### Work instruction
Your answer should consist of the lines below that hold the word "image".
BEGIN
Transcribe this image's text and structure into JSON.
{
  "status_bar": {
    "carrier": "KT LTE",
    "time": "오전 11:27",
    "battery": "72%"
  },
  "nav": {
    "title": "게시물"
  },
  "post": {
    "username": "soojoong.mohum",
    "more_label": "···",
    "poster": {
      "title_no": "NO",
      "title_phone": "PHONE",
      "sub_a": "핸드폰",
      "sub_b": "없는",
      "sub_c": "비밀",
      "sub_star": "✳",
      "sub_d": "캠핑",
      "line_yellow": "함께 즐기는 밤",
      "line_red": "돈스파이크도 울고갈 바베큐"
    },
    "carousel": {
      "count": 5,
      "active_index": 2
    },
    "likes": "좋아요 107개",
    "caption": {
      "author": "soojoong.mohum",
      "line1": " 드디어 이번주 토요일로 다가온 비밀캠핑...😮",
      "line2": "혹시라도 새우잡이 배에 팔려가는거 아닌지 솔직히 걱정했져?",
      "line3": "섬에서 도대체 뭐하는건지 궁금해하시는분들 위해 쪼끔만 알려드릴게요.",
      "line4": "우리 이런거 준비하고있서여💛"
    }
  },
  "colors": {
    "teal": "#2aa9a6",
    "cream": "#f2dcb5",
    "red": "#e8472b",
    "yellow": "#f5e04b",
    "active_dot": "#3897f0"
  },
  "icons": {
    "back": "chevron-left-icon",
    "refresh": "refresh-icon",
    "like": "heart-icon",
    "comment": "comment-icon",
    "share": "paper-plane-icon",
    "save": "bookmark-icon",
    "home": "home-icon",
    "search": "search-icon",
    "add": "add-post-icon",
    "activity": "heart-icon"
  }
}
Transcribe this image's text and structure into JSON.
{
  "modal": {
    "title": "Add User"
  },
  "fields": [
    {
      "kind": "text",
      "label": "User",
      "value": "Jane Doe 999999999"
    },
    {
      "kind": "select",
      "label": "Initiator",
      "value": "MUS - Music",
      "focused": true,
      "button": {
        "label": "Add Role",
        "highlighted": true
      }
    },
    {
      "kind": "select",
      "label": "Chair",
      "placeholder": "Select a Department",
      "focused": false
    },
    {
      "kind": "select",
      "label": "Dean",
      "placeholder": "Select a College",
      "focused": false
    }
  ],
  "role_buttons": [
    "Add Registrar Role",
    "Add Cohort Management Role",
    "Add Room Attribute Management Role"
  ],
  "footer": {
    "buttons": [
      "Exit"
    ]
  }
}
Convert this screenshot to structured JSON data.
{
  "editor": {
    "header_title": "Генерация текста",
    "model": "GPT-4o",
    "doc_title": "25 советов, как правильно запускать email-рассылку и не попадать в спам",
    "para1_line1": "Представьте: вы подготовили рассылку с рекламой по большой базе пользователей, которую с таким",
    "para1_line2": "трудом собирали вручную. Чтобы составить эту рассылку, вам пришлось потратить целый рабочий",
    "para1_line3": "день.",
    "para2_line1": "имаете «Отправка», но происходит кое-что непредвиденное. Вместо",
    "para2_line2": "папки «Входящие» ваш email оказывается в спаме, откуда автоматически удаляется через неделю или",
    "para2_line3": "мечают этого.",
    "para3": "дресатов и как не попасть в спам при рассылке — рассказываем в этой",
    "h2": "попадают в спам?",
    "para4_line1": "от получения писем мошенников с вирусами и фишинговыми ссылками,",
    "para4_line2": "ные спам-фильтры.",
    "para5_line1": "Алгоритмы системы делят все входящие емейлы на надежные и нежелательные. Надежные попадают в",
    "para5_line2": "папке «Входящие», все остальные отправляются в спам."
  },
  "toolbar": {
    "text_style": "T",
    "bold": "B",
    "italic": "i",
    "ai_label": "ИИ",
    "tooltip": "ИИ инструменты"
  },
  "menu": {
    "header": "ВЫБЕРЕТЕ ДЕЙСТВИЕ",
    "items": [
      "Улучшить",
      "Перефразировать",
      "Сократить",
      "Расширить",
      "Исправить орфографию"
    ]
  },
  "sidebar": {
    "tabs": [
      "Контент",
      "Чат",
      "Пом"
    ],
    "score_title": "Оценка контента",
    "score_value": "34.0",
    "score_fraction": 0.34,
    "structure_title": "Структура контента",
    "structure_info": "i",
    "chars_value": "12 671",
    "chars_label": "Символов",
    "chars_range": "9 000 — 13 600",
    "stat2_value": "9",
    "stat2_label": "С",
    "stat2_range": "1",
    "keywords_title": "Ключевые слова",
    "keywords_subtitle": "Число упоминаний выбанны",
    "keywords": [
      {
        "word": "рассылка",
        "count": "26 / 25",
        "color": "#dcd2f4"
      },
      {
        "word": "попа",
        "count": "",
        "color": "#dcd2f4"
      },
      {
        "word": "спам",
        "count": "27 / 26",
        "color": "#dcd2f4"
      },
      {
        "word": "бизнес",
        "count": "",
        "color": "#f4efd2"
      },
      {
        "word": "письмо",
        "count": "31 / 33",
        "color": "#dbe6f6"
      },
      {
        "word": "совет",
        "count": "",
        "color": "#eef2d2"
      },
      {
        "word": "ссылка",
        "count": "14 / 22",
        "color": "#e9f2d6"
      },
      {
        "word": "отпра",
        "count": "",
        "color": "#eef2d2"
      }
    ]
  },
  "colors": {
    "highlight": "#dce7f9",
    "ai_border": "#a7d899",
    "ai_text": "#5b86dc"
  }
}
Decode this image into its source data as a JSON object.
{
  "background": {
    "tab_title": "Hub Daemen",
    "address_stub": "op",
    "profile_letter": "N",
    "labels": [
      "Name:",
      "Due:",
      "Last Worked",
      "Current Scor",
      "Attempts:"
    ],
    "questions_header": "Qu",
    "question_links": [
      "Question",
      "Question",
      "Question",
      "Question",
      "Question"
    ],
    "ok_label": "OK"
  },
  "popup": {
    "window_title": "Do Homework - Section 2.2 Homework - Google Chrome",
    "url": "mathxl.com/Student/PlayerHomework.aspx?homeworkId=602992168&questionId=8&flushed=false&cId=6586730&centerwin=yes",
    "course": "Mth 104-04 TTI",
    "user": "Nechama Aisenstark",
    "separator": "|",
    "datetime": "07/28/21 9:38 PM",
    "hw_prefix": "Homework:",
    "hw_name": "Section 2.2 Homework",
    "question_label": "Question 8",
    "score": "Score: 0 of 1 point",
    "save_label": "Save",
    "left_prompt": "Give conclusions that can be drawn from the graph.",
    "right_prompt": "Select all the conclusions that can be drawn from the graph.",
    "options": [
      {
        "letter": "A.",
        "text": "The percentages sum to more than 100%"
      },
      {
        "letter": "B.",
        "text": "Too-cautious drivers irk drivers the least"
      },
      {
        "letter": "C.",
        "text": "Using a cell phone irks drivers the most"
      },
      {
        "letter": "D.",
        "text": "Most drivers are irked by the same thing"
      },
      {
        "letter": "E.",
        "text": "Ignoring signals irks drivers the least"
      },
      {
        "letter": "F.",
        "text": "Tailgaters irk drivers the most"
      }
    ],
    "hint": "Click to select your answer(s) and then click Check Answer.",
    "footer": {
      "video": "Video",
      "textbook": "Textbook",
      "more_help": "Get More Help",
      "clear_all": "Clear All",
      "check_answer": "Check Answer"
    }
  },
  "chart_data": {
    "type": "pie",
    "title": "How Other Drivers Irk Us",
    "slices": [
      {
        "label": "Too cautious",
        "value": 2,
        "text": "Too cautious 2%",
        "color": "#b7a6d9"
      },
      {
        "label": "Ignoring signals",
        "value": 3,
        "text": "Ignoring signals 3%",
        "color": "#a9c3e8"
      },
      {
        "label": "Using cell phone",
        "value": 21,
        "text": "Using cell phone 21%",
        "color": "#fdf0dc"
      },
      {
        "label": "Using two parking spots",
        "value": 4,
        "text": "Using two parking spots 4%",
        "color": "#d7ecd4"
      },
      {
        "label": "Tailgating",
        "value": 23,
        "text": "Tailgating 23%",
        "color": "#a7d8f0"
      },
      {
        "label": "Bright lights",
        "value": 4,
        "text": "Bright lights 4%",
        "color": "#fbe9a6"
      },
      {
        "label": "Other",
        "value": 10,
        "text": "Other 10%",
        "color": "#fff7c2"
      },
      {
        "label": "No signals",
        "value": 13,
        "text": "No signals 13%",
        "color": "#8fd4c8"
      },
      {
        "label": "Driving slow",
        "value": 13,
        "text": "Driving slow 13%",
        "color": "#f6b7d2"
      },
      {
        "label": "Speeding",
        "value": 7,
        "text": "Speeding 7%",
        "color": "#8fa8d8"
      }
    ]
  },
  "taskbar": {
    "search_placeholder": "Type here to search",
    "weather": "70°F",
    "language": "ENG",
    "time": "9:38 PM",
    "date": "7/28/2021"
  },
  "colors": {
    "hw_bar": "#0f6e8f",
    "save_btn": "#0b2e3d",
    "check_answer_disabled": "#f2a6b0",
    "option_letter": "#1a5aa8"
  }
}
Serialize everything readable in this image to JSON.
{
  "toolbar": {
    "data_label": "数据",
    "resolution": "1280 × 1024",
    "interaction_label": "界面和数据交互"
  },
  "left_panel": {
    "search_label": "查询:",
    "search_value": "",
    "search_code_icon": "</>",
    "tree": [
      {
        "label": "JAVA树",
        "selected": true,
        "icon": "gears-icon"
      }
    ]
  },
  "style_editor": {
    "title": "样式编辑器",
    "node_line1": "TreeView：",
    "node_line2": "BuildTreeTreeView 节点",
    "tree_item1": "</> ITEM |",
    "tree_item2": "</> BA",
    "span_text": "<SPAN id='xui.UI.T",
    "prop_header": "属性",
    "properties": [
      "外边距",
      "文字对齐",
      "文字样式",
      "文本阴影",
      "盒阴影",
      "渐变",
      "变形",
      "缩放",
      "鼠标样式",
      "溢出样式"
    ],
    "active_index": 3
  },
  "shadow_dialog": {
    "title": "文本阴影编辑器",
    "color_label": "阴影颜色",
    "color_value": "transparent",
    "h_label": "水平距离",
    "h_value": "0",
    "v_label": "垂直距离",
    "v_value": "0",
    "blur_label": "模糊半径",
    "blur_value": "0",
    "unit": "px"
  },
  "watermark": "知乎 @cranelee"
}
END
### Exercise output
Transcribe this image's text and structure into JSON.
Transcribe this image's text and structure into JSON.
Decode this image into its source data as a JSON object.
Serialize everything readable in this image to JSON.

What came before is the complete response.